In my years with the Small Business Development Center, one question continually echoes from small business owners, “Is there a formula that businesses should use to determine their marketing budget for the year?”
I wish it were that easy. There are certainly guidelines available. Trade associations, RMA and others collect national data that provide averages on business operations, sales and marketing. Many businesses often use past years’ sales to either increase or decrease the amount they spend on marketing.
But, truth be told, the question itself uncovers an inherent problem in how a small business owner views marketing and its role in the organization. By relying on a percentage of sales, operating costs, or any other formula, marketing is relegated to what a business wants to spend, instead of what a business should spend. Marketing is not an operational cost, but rather an investment in the business. And as such, the investment needs to be based on good information, solid marketing strategies and clear goals.
Every year, at least, business should review their marketing plans. Have the target markets changed? How has the competitive field changed? Do we have new marketing goals and what promotional strategies need to be used to achieve them? Business is not stagnant and neither can your marketing efforts. By keeping the end goals in mind, owners have a better chance of reaching them.
Once the plan has been reviewed and new strategies and tactics developed, then the marketing investment can be established. The better question to ask is “How much is all this going to cost and can we afford it?” If the answer is yes, great! But if not, then a business has to determine what is crucial, what can wait, what has to go, or where can they get the money.
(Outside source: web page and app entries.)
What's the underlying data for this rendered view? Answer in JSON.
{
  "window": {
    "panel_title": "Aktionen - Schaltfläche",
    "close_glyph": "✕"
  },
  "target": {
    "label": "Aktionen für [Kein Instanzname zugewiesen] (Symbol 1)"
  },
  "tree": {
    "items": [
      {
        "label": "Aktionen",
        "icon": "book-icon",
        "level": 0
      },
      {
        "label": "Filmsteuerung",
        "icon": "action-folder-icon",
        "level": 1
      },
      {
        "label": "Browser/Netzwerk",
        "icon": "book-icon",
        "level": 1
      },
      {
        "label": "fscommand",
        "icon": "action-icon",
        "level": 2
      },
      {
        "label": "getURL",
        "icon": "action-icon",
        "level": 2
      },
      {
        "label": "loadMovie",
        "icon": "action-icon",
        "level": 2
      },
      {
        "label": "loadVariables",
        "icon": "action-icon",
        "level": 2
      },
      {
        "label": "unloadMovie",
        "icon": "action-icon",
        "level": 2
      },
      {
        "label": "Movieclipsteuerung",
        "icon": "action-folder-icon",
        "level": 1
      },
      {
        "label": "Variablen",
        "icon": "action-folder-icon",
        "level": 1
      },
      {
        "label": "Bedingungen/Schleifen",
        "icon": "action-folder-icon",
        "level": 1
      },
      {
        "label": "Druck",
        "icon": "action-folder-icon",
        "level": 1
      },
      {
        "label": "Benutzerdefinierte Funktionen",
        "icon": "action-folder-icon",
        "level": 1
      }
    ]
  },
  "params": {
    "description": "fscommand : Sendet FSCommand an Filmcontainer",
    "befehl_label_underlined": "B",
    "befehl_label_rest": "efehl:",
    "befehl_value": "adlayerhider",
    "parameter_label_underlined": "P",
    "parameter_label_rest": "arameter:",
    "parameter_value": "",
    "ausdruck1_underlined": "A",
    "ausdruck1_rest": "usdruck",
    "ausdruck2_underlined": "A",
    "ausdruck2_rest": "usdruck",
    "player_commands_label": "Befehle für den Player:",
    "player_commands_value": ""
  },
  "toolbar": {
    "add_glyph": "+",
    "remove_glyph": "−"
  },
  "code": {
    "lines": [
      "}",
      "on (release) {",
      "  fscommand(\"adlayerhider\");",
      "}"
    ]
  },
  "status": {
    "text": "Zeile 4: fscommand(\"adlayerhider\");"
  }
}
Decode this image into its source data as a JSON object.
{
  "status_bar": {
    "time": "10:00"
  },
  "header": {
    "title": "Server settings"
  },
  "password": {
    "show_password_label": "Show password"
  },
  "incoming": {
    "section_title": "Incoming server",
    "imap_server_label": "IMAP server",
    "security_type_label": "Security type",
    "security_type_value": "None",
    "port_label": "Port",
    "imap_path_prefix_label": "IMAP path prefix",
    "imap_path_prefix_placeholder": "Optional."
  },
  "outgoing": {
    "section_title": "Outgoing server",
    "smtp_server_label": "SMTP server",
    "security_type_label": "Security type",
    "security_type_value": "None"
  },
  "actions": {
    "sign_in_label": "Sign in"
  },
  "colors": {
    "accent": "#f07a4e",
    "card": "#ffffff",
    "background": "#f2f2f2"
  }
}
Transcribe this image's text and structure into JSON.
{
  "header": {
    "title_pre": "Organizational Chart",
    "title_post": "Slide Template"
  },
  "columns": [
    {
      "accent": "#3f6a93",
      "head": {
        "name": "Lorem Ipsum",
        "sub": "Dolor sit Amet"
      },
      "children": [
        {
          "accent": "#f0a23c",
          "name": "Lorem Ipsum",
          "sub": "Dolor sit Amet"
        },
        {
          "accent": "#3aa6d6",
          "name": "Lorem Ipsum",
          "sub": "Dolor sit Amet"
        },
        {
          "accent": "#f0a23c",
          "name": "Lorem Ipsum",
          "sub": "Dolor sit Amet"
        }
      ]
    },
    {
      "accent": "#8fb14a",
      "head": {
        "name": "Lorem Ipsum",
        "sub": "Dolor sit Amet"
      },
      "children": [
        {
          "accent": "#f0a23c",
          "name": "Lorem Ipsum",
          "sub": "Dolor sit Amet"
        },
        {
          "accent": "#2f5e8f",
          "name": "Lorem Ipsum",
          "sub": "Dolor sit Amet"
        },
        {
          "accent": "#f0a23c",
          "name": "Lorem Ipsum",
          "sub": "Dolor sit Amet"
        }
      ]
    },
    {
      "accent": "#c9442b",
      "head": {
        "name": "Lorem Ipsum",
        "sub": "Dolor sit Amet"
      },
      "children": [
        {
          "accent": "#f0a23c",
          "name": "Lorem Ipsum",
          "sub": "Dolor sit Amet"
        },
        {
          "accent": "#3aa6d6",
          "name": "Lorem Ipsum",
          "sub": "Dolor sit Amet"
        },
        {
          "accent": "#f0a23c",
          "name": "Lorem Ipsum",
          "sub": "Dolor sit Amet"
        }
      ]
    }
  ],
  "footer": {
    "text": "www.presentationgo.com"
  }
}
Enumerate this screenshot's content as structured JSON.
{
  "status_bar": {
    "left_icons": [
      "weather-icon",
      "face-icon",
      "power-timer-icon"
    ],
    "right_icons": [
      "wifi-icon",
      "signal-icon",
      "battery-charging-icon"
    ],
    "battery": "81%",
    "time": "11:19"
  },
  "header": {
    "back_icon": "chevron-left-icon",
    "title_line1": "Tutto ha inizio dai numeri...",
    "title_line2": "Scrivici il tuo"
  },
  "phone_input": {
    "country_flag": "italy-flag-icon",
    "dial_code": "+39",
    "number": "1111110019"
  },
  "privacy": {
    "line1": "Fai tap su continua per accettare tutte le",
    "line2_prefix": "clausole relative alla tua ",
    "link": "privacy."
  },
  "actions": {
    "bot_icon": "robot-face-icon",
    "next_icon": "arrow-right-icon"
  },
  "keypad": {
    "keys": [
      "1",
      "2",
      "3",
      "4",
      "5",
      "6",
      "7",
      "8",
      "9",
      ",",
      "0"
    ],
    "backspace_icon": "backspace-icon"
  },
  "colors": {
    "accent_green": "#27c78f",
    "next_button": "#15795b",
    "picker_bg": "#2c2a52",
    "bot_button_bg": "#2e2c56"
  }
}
If marketing is seen as an investment rather than a cost, then the investment should also bring reward. A strong marketing plan with clear strategies and goals will oftentimes increase what a small business owner would have been willing to invest.
Once invested, every marketing cost should be measured for return. Every advertising campaign, sales promotion and direct sales strategies should bring revenue back to the business. But unlike many investments, small business owners tend not to measure marketing. It can be one of the biggest frustrations for the small business owner, because without this crucial evaluation, they don’t know what their money is doing.
If marketing begins to be treated as an investment, then the results become more apparent – and more real – to small business owners. In any business, there are no easy answers. But hopefully, we continue to ask the right questions.
Learn more about marketing for your small business at http://www.uwgb.edu/sbdc/html/programsDetail.asp?programID=106